In addition to these criteria for deciding whether a specific war is “just,” advocates of just war theory have also developed some moral restrictions on how a just war should be fought. These include the following: (1) proportionality in the use of force (no greater destruction should be caused than is needed to win the war; cf. Deut. 20:10–12); (2) discrimination between combatants and noncombatants (insofar as it is feasible in the successful pursuit of a war, is adequate care being taken to prevent harm to noncombatants? cf. Deut. 20:13–14, 19–20); (3) avoidance of evil means (will captured or defeated enemies be treated with justice and compassion, and are one’s own soldiers being treated justly in captivity? cf. Ps. 34:14); and (4) good faith (is there a genuine desire for restoration of peace and eventually living in harmony with the attacking nation? cf. Matt. 5:43–44; Rom. 12:18).1
Grudem, Wayne (2010-09-14). Politics - According to the Bible: A Comprehensive Resource for Understanding Modern Political Issues in Light of Scripture (pp. 389-390). Zondervan. Kindle Edition.
1. “War,” in ESV Study Bible, p. 2555.
- What Is a Just War? (Judge Napolitano)
- Just war theory (Wikipedia)

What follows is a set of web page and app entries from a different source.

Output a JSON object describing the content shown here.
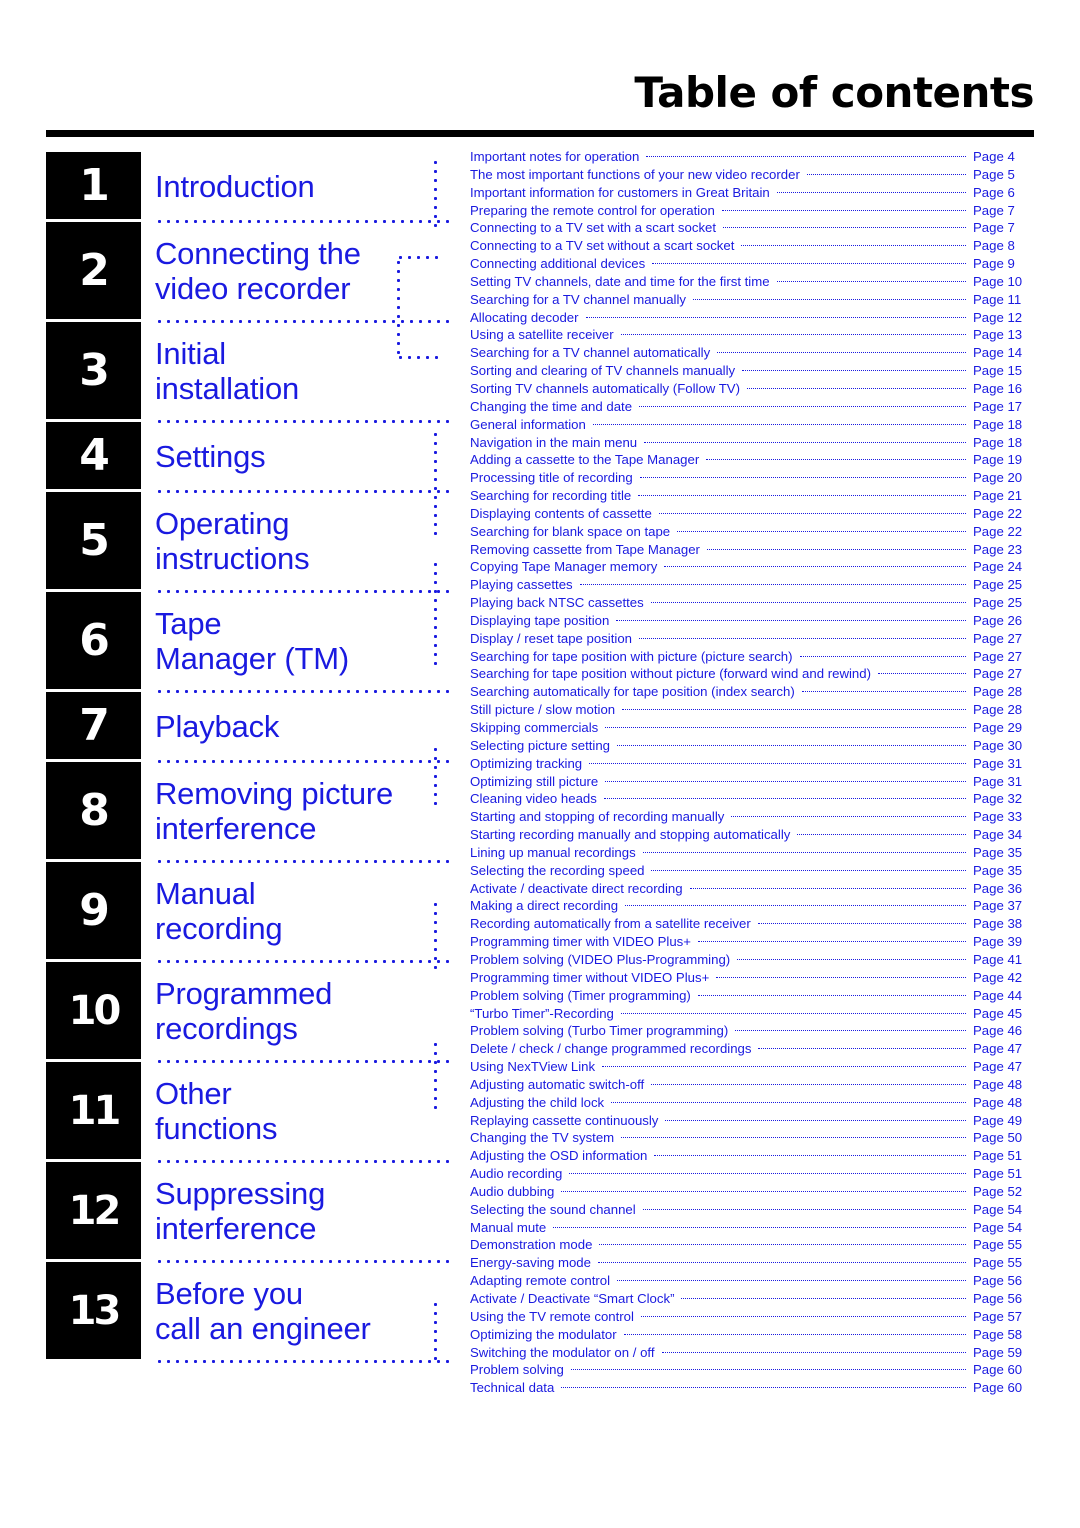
{
  "header": {
    "title": "Table of contents"
  },
  "chapters": [
    {
      "num": "1",
      "lines": [
        "Introduction"
      ]
    },
    {
      "num": "2",
      "lines": [
        "Connecting the",
        "video recorder"
      ]
    },
    {
      "num": "3",
      "lines": [
        "Initial",
        "installation"
      ]
    },
    {
      "num": "4",
      "lines": [
        "Settings"
      ]
    },
    {
      "num": "5",
      "lines": [
        "Operating",
        "instructions"
      ]
    },
    {
      "num": "6",
      "lines": [
        "Tape",
        "Manager (TM)"
      ]
    },
    {
      "num": "7",
      "lines": [
        "Playback"
      ]
    },
    {
      "num": "8",
      "lines": [
        "Removing picture",
        "interference"
      ]
    },
    {
      "num": "9",
      "lines": [
        "Manual",
        "recording"
      ]
    },
    {
      "num": "10",
      "lines": [
        "Programmed",
        "recordings"
      ]
    },
    {
      "num": "11",
      "lines": [
        "Other",
        "functions"
      ]
    },
    {
      "num": "12",
      "lines": [
        "Suppressing",
        "interference"
      ]
    },
    {
      "num": "13",
      "lines": [
        "Before you",
        "call an engineer"
      ]
    }
  ],
  "entries": [
    {
      "text": "Important notes for operation",
      "page": "Page 4"
    },
    {
      "text": "The most important functions of your new video recorder",
      "page": "Page 5"
    },
    {
      "text": "Important information for customers in Great Britain",
      "page": "Page 6"
    },
    {
      "text": "Preparing the remote control for operation",
      "page": "Page 7"
    },
    {
      "text": "Connecting to a TV set with a scart socket",
      "page": "Page 7"
    },
    {
      "text": "Connecting to a TV set without a scart socket",
      "page": "Page 8"
    },
    {
      "text": "Connecting additional devices",
      "page": "Page 9"
    },
    {
      "text": "Setting TV channels, date and time for the  first time",
      "page": "Page 10"
    },
    {
      "text": "Searching for a TV channel manually",
      "page": "Page 11"
    },
    {
      "text": "Allocating decoder",
      "page": "Page 12"
    },
    {
      "text": "Using a satellite receiver",
      "page": "Page 13"
    },
    {
      "text": "Searching for a TV channel automatically",
      "page": "Page 14"
    },
    {
      "text": "Sorting and clearing of TV channels manually",
      "page": "Page 15"
    },
    {
      "text": "Sorting TV channels automatically (Follow TV)",
      "page": "Page 16"
    },
    {
      "text": "Changing the time and  date",
      "page": "Page 17"
    },
    {
      "text": "General information",
      "page": "Page 18"
    },
    {
      "text": "Navigation in the main menu",
      "page": "Page 18"
    },
    {
      "text": "Adding a cassette to the Tape Manager",
      "page": "Page 19"
    },
    {
      "text": "Processing title of recording",
      "page": "Page 20"
    },
    {
      "text": "Searching for recording title",
      "page": "Page 21"
    },
    {
      "text": "Displaying contents of cassette",
      "page": "Page 22"
    },
    {
      "text": "Searching for blank space on tape",
      "page": "Page 22"
    },
    {
      "text": "Removing cassette from Tape Manager",
      "page": "Page 23"
    },
    {
      "text": "Copying Tape Manager memory",
      "page": "Page 24"
    },
    {
      "text": "Playing cassettes",
      "page": "Page 25"
    },
    {
      "text": "Playing back NTSC cassettes",
      "page": "Page 25"
    },
    {
      "text": "Displaying tape position",
      "page": "Page 26"
    },
    {
      "text": "Display / reset tape position",
      "page": "Page 27"
    },
    {
      "text": "Searching for tape position with picture (picture search)",
      "page": "Page 27"
    },
    {
      "text": "Searching for tape position without picture (forward wind and rewind)",
      "page": "Page 27"
    },
    {
      "text": "Searching automatically for tape position (index search)",
      "page": "Page 28"
    },
    {
      "text": "Still picture /  slow motion",
      "page": "Page 28"
    },
    {
      "text": "Skipping commercials",
      "page": "Page 29"
    },
    {
      "text": "Selecting picture setting",
      "page": "Page 30"
    },
    {
      "text": "Optimizing tracking",
      "page": "Page 31"
    },
    {
      "text": "Optimizing still picture",
      "page": "Page 31"
    },
    {
      "text": "Cleaning video heads",
      "page": "Page 32"
    },
    {
      "text": "Starting and stopping of recording manually",
      "page": "Page 33"
    },
    {
      "text": "Starting recording manually and stopping automatically",
      "page": "Page 34"
    },
    {
      "text": "Lining up manual recordings",
      "page": "Page 35"
    },
    {
      "text": "Selecting the recording speed",
      "page": "Page 35"
    },
    {
      "text": "Activate / deactivate direct recording",
      "page": "Page 36"
    },
    {
      "text": "Making a direct recording",
      "page": "Page 37"
    },
    {
      "text": "Recording automatically from a satellite receiver",
      "page": "Page 38"
    },
    {
      "text": "Programming timer with VIDEO Plus+",
      "page": "Page 39"
    },
    {
      "text": "Problem solving (VIDEO Plus-Programming)",
      "page": "Page 41"
    },
    {
      "text": "Programming timer without VIDEO Plus+",
      "page": "Page 42"
    },
    {
      "text": "Problem solving (Timer programming)",
      "page": "Page 44"
    },
    {
      "text": "“Turbo Timer”-Recording",
      "page": "Page 45"
    },
    {
      "text": "Problem solving (Turbo Timer programming)",
      "page": "Page 46"
    },
    {
      "text": "Delete / check / change programmed recordings",
      "page": "Page 47"
    },
    {
      "text": "Using NexTView Link",
      "page": "Page 47"
    },
    {
      "text": "Adjusting automatic switch-off",
      "page": "Page 48"
    },
    {
      "text": "Adjusting the child lock",
      "page": "Page 48"
    },
    {
      "text": "Replaying cassette continuously",
      "page": "Page 49"
    },
    {
      "text": "Changing the TV system",
      "page": "Page 50"
    },
    {
      "text": "Adjusting the OSD information",
      "page": "Page 51"
    },
    {
      "text": "Audio recording",
      "page": "Page 51"
    },
    {
      "text": "Audio dubbing",
      "page": "Page 52"
    },
    {
      "text": "Selecting the sound channel",
      "page": "Page 54"
    },
    {
      "text": "Manual mute",
      "page": "Page 54"
    },
    {
      "text": "Demonstration mode",
      "page": "Page 55"
    },
    {
      "text": "Energy-saving mode",
      "page": "Page 55"
    },
    {
      "text": "Adapting remote control",
      "page": "Page 56"
    },
    {
      "text": "Activate / Deactivate “Smart Clock”",
      "page": "Page 56"
    },
    {
      "text": "Using the TV remote control",
      "page": "Page 57"
    },
    {
      "text": "Optimizing the modulator",
      "page": "Page 58"
    },
    {
      "text": "Switching the modulator on / off",
      "page": "Page 59"
    },
    {
      "text": "Problem solving",
      "page": "Page 60"
    },
    {
      "text": "Technical data",
      "page": "Page 60"
    }
  ]
}
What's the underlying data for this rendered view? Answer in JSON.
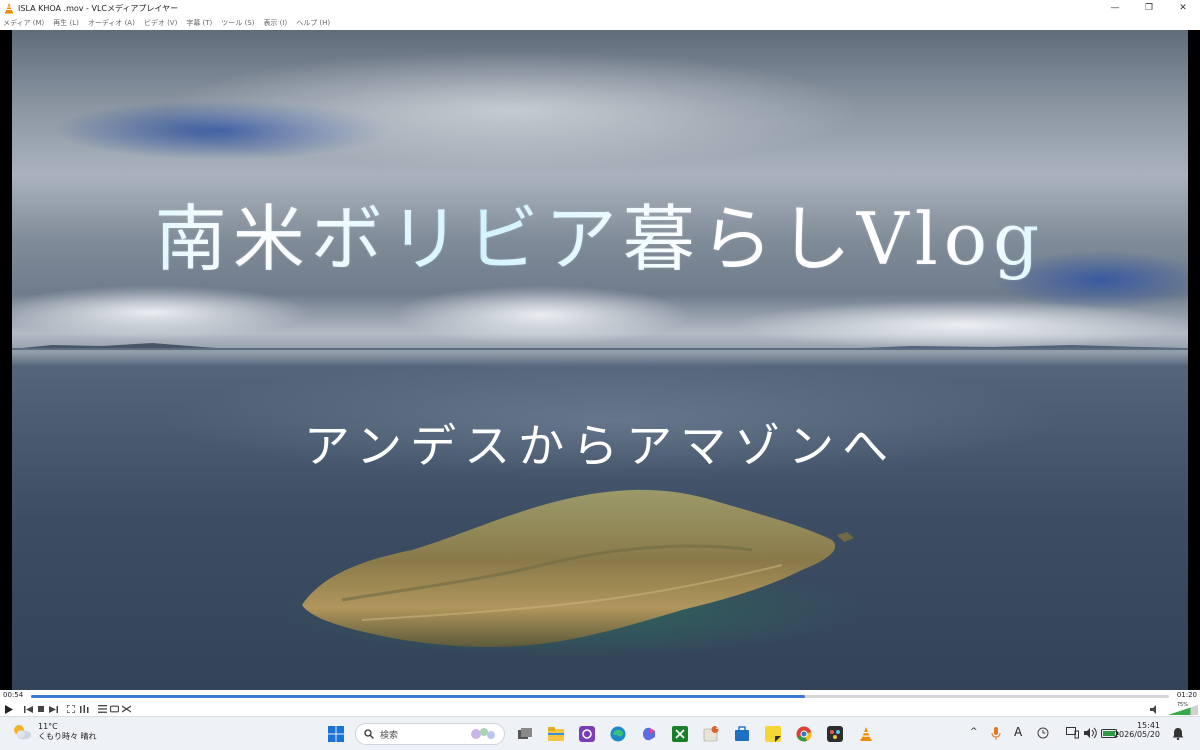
{
  "window": {
    "title": "ISLA KHOA .mov - VLCメディアプレイヤー",
    "minimize_glyph": "—",
    "maximize_glyph": "❐",
    "close_glyph": "✕"
  },
  "menu": {
    "items": [
      "メディア (M)",
      "再生 (L)",
      "オーディオ (A)",
      "ビデオ (V)",
      "字幕 (T)",
      "ツール (S)",
      "表示 (I)",
      "ヘルプ (H)"
    ]
  },
  "video": {
    "title": "南米ボリビア暮らしVlog",
    "subtitle": "アンデスからアマゾンへ"
  },
  "playback": {
    "current_time": "00:54",
    "total_time": "01:20",
    "progress": 0.68,
    "volume_percent": "75%",
    "volume_level": 0.75
  },
  "taskbar": {
    "weather_temp": "11°C",
    "weather_desc": "くもり時々 晴れ",
    "search_placeholder": "検索",
    "clock_time": "15:41",
    "clock_date": "2026/05/20",
    "ime_label": "A",
    "notification_count": "1"
  },
  "icons": {
    "app": "vlc-cone-icon",
    "start": "windows-start-icon",
    "taskbar_apps": [
      "task-view-icon",
      "file-explorer-icon",
      "app-purple-icon",
      "edge-icon",
      "m365-icon",
      "xbox-icon",
      "office-icon",
      "store-icon",
      "sticky-notes-icon",
      "chrome-icon",
      "davinci-icon",
      "vlc-taskbar-icon"
    ]
  },
  "colors": {
    "accent": "#3d7bd0",
    "vlc_orange": "#f08a00"
  }
}
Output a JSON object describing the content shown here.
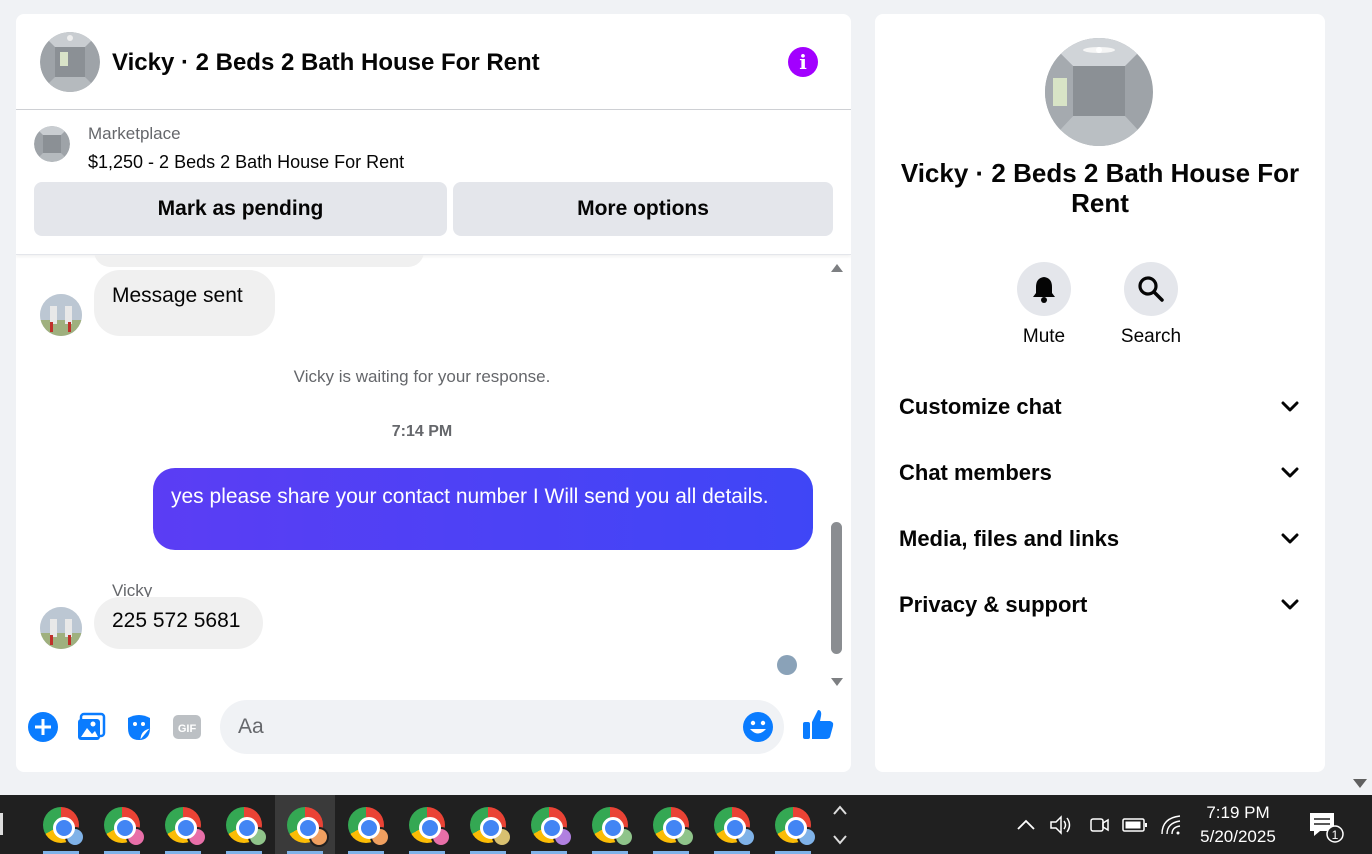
{
  "chat": {
    "title": "Vicky · 2 Beds 2 Bath House For Rent",
    "info_icon": "info-icon",
    "marketplace": {
      "label": "Marketplace",
      "listing": "$1,250 - 2 Beds 2 Bath House For Rent",
      "pending_button": "Mark as pending",
      "more_button": "More options"
    },
    "messages": {
      "first": "Message sent",
      "system": "Vicky is waiting for your response.",
      "timestamp": "7:14 PM",
      "outgoing": "yes please share your contact number I Will send you all details.",
      "sender": "Vicky",
      "incoming": "225 572 5681"
    },
    "composer": {
      "placeholder": "Aa",
      "tools": [
        "plus-icon",
        "photo-icon",
        "sticker-icon",
        "gif-icon",
        "emoji-icon",
        "like-icon"
      ],
      "gif_label": "GIF"
    },
    "accent": "#0a7cff",
    "outgoing_gradient": [
      "#5b3df4",
      "#3f46f6"
    ]
  },
  "side": {
    "title": "Vicky · 2 Beds 2 Bath House For Rent",
    "actions": [
      {
        "label": "Mute",
        "icon": "bell-icon"
      },
      {
        "label": "Search",
        "icon": "search-icon"
      }
    ],
    "sections": [
      "Customize chat",
      "Chat members",
      "Media, files and links",
      "Privacy & support"
    ]
  },
  "taskbar": {
    "apps_count": 13,
    "profile_colors": [
      "#7fb2e8",
      "#e86fa8",
      "#e86fa8",
      "#8fc48a",
      "#f0a060",
      "#f0a060",
      "#e86fa8",
      "#d8c070",
      "#b080e0",
      "#8fc48a",
      "#8fc48a",
      "#7fb2e8",
      "#7fb2e8"
    ],
    "time": "7:19 PM",
    "date": "5/20/2025",
    "notification_count": "1"
  }
}
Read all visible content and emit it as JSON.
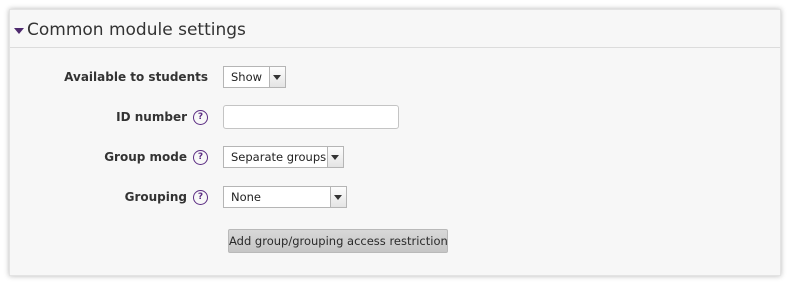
{
  "section": {
    "title": "Common module settings",
    "expanded": true
  },
  "fields": {
    "visibility": {
      "label": "Available to students",
      "selected": "Show"
    },
    "idnumber": {
      "label": "ID number",
      "value": "",
      "help_icon": "question-icon"
    },
    "groupmode": {
      "label": "Group mode",
      "selected": "Separate groups",
      "help_icon": "question-icon"
    },
    "grouping": {
      "label": "Grouping",
      "selected": "None",
      "help_icon": "question-icon"
    }
  },
  "actions": {
    "add_restriction_label": "Add group/grouping access restriction"
  },
  "colors": {
    "accent": "#5b2c82",
    "panel_background": "#f7f7f7",
    "button_background": "#cfcfcf"
  }
}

- Is it Christian to Support President Obama's Terrorism Hit List? (Pt. 1) (Christianpost.com)